Indiana Will Fix Its Religious Freedom Law, but Don’t Thank Boycotts
On Thursday, Indiana Republican lawmakers are expected to announce a deal that alters the state’s so-called “religious freedom” law so that it does not make it easier for businesses to discriminate against lesbian, gay, bisexual, and transgender citizens. The move comes nearly a week after Gov. Mike Pence, a Republican, signed the bill into law, drawing national outrage.
Celebrities, artists, municipalities, and businesses have come out in force to keep away from the state in hopes that it will drive economic pressure on Indiana lawmakers to modify or repeal the law. Apple CEO Tim Cook published an op-ed in The Washington Post this week lambasting the law, writing that such legislation “goes against the very principles our nation was founded on.” In an interview with CNN on Wednesday, Salesforce CEO Marc Benioff said that he’s been offering relocation packages of up to $50,000 to his Indiana-based employees who are eager to leave the state because of the new law. Angie’s List canceled a $40 million expansion of its Indianapolis headquarters.
Some LGBT activists are questioning the usefulness of such boycotts. Brantley Moate, a drag queen who frequents the state for performances, wrote in an op-ed for The Advocate, an LGBT newsmagazine that the boycott will “isolate the very people who need to be supported.” Moate continued: “Our allies in Indiana need us standing next to them and marching with them. We don’t need to be casting our rocks from distant places; we need to rally to Indiana. We need to speak there, perform there, and lift up the people who need our support. People should get out from behind their computer screens and go to Indiana in great numbers.”
Similarly, Samantha Allen, a woman who met her same-sex partner while doing research in Indiana, wrote in another op-ed that boycotting Indiana does a grave disservice to the LGBT people living there: “Issuing a death blow to the state economy while LGBT people cope with the potential discriminatory effects of SB101 is about as sound of a strategy as demolishing a house over a few pests.”

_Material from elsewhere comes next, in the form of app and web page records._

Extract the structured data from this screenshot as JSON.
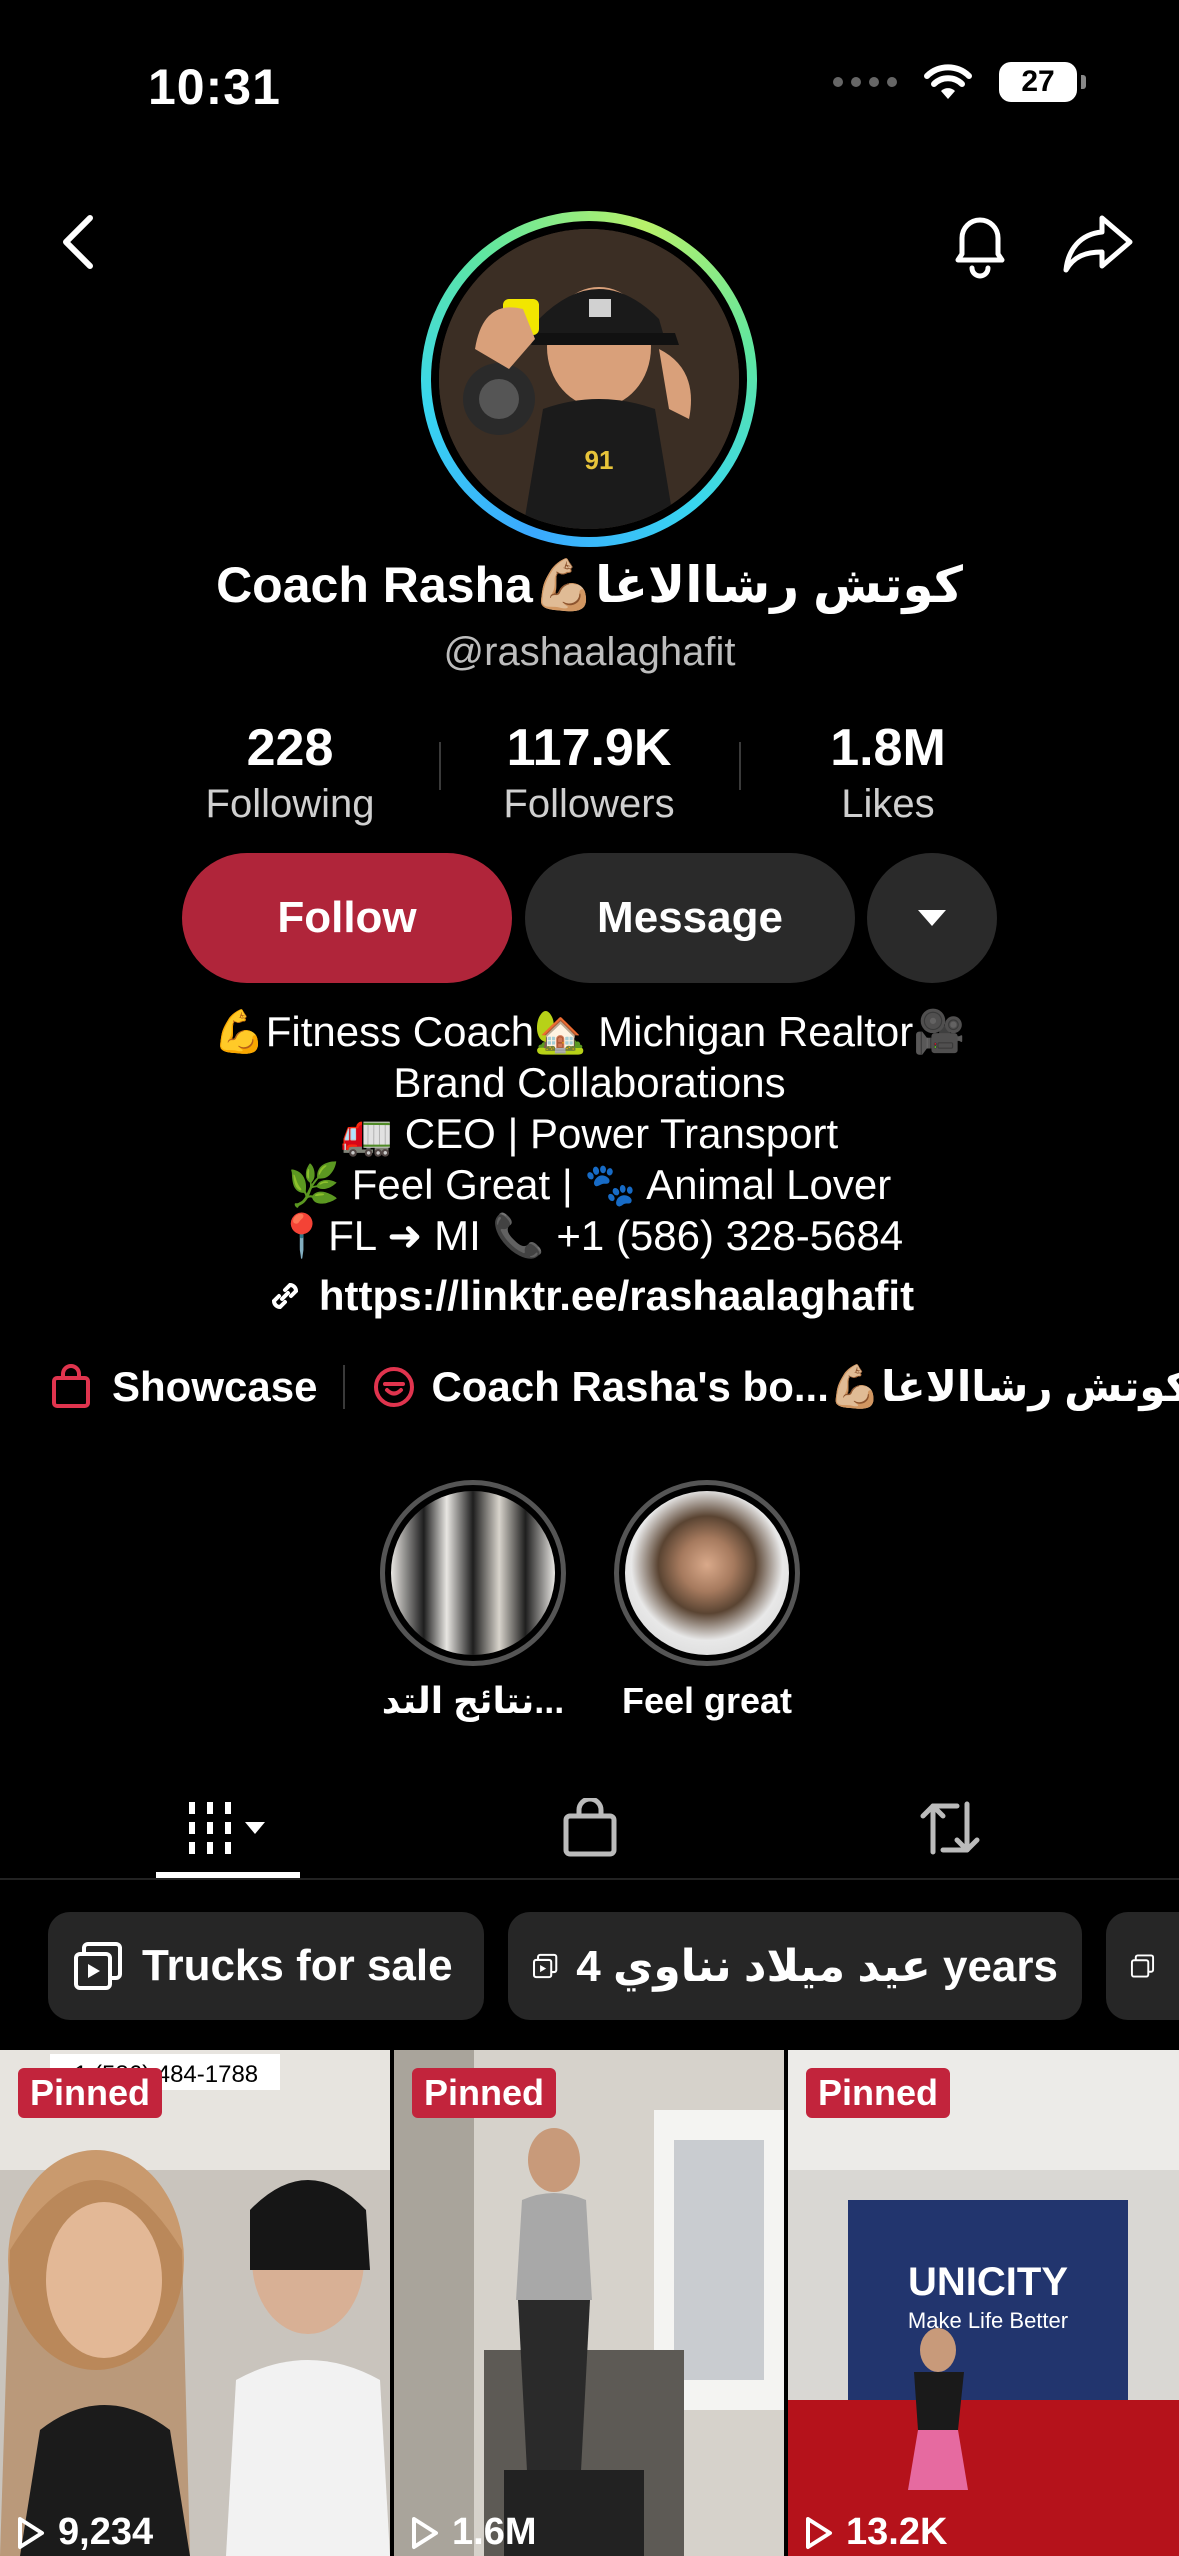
{
  "status_bar": {
    "time": "10:31",
    "battery": "27",
    "battery_level": 0.27
  },
  "profile": {
    "display_name": "Coach Rasha💪🏼كوتش رشاالاغا",
    "username": "@rashaalaghafit",
    "stats": [
      {
        "value": "228",
        "label": "Following"
      },
      {
        "value": "117.9K",
        "label": "Followers"
      },
      {
        "value": "1.8M",
        "label": "Likes"
      }
    ]
  },
  "buttons": {
    "follow": "Follow",
    "message": "Message"
  },
  "bio": {
    "lines": [
      "💪Fitness Coach🏡 Michigan Realtor🎥",
      "Brand Collaborations",
      "🚛 CEO | Power Transport",
      "🌿 Feel Great | 🐾 Animal Lover",
      "📍FL ➜ MI 📞 +1 (586) 328-5684"
    ],
    "link": "https://linktr.ee/rashaalaghafit"
  },
  "showcase": {
    "label": "Showcase",
    "shop_label": "Coach Rasha's bo...💪🏼كوتش رشاالاغا"
  },
  "highlights": [
    {
      "label": "نتائج التد..."
    },
    {
      "label": "Feel great"
    }
  ],
  "playlists": [
    {
      "label": "Trucks for sale"
    },
    {
      "label": "عيد ميلاد نناوي 4 years"
    }
  ],
  "videos": [
    {
      "pinned": "Pinned",
      "views": "9,234",
      "overlay": "+1 (586) 484-1788"
    },
    {
      "pinned": "Pinned",
      "views": "1.6M"
    },
    {
      "pinned": "Pinned",
      "views": "13.2K",
      "overlay": "UNICITY",
      "overlay_sub": "Make Life Better"
    }
  ],
  "colors": {
    "follow": "#b0253a",
    "pinned": "#c2243c",
    "button_dark": "#2a2a2a"
  }
}
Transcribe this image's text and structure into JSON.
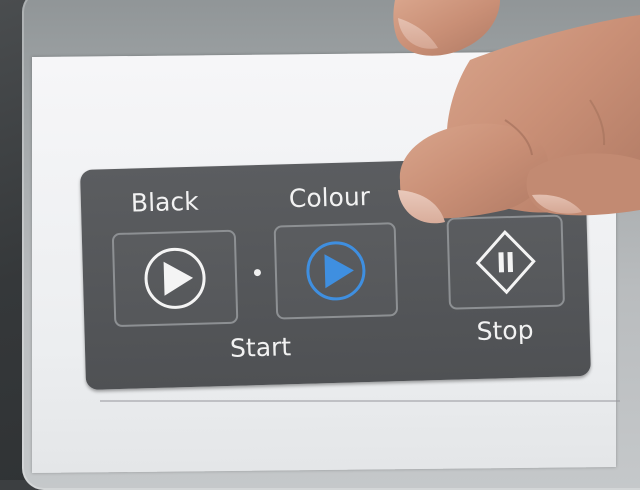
{
  "panel": {
    "black_label": "Black",
    "colour_label": "Colour",
    "start_label": "Start",
    "stop_label": "Stop"
  },
  "icons": {
    "black_start": "play-circle-white-icon",
    "colour_start": "play-circle-blue-icon",
    "stop": "diamond-pause-icon"
  },
  "colors": {
    "panel": "#545659",
    "label_text": "#f2f2f2",
    "colour_accent": "#3f8fe0"
  }
}
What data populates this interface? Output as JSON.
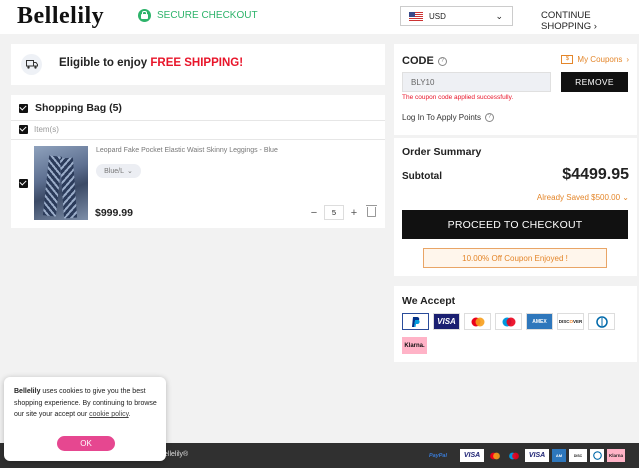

LGBT Indiana residents have said that one of the best ways to support their fight is to learn more about what they’re fighting for. One of those things is the Fairness for All Hoosiers Act, which would outlaw discrimination based on sexual orientation or gender identity. “We want Indiana to be the thriving state that it can and should be,” advocates wrote in a letter to Pence this week, “but that will never happen with state-sanctioned discrimination against LGBT people on the books.” They closed with this: “It’s time to show the rest of the nation that Indiana is open for business—for everyone.”